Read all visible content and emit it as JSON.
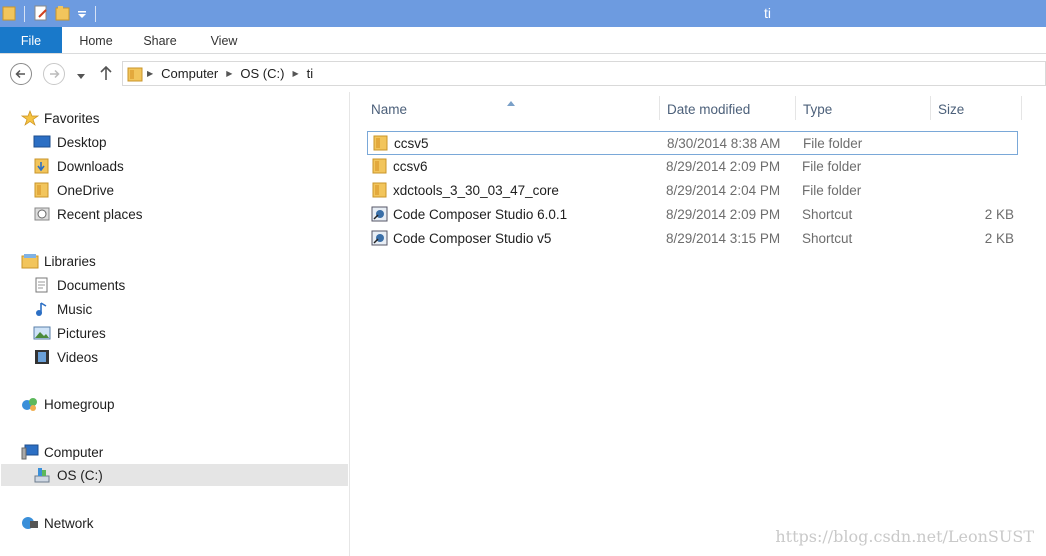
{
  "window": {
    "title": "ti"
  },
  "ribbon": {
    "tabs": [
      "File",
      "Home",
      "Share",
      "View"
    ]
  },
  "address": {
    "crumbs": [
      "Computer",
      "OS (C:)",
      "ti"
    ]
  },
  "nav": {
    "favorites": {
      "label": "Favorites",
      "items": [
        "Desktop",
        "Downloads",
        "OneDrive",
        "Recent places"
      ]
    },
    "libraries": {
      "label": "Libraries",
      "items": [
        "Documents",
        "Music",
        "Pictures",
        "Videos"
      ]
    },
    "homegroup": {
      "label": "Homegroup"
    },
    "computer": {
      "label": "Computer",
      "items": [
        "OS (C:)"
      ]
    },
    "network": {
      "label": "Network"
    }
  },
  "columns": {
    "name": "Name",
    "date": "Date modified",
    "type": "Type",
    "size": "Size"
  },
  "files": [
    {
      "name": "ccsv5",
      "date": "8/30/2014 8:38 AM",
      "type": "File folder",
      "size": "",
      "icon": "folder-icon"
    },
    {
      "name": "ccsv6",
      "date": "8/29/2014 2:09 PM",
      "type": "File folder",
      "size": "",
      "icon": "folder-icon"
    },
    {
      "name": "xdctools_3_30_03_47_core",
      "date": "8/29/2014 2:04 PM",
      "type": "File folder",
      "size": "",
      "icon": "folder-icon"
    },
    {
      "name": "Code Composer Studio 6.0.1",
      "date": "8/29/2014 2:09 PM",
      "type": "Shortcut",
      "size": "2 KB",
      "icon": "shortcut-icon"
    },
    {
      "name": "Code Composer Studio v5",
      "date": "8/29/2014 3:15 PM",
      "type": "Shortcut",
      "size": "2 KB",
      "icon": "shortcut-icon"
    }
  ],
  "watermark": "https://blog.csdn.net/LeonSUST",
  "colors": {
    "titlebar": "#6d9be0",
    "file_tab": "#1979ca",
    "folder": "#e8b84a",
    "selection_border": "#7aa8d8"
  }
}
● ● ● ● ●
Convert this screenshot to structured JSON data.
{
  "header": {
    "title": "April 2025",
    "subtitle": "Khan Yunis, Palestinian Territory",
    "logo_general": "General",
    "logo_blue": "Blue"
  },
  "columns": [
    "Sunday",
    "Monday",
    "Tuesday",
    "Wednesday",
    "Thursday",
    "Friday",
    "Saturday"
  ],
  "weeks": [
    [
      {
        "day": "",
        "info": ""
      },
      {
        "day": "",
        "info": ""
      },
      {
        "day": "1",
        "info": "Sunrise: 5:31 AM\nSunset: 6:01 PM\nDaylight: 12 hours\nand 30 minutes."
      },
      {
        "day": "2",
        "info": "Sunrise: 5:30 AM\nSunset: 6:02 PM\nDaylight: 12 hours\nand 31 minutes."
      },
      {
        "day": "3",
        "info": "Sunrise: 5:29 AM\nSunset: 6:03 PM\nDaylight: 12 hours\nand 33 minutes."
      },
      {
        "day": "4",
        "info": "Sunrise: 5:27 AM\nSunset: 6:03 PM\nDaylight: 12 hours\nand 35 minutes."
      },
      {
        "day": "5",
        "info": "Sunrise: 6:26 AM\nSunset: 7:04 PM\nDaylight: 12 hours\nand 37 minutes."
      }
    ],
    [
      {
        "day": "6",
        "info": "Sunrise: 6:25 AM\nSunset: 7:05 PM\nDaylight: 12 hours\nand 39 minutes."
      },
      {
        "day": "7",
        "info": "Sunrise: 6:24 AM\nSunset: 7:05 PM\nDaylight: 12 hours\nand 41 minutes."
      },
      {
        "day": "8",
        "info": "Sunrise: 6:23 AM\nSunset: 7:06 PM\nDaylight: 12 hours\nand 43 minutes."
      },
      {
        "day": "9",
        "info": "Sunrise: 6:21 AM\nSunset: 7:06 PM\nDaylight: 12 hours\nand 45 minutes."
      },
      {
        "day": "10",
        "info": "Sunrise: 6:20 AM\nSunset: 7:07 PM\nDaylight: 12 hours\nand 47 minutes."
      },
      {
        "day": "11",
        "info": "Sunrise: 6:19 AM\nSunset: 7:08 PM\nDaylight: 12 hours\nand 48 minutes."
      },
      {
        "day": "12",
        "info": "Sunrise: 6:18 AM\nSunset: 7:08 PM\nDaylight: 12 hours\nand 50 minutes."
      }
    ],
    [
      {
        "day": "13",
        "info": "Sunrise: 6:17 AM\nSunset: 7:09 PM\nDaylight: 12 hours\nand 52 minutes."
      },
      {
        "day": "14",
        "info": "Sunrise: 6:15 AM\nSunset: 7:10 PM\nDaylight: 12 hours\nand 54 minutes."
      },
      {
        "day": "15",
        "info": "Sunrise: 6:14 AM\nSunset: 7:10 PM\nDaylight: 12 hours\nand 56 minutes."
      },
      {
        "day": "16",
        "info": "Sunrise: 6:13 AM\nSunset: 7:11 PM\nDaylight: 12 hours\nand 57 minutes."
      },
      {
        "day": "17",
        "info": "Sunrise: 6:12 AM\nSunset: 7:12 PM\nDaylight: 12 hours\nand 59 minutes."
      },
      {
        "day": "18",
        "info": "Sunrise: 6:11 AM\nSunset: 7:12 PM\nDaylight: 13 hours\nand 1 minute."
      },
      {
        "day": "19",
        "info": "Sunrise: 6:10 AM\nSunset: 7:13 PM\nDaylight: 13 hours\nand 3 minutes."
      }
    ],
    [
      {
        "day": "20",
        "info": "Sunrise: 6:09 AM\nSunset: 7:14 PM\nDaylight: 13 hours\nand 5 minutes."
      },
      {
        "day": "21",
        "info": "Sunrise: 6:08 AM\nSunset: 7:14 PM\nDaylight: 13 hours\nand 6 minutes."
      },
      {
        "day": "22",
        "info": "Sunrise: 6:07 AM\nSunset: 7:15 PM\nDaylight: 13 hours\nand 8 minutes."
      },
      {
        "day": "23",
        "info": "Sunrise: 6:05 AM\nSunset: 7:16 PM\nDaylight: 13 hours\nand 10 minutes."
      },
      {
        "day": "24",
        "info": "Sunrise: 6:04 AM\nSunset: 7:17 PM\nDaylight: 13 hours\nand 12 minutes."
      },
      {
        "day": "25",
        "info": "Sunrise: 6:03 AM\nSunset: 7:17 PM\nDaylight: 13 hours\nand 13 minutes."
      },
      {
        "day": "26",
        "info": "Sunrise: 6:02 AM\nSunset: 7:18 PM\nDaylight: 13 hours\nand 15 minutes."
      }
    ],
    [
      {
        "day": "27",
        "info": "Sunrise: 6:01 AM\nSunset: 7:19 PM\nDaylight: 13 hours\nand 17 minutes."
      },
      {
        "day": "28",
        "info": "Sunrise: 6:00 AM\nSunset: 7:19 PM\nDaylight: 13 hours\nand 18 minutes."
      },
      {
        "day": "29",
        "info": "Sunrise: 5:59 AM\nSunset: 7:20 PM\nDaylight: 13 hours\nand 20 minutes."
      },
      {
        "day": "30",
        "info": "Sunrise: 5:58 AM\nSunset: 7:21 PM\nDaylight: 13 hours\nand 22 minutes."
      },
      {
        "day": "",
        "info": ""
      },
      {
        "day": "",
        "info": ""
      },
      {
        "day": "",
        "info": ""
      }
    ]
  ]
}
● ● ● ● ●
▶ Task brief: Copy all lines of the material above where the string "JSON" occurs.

▶ Reply to the exercise:
Read all visible content and emit it as JSON.
Convert this screenshot to structured JSON data.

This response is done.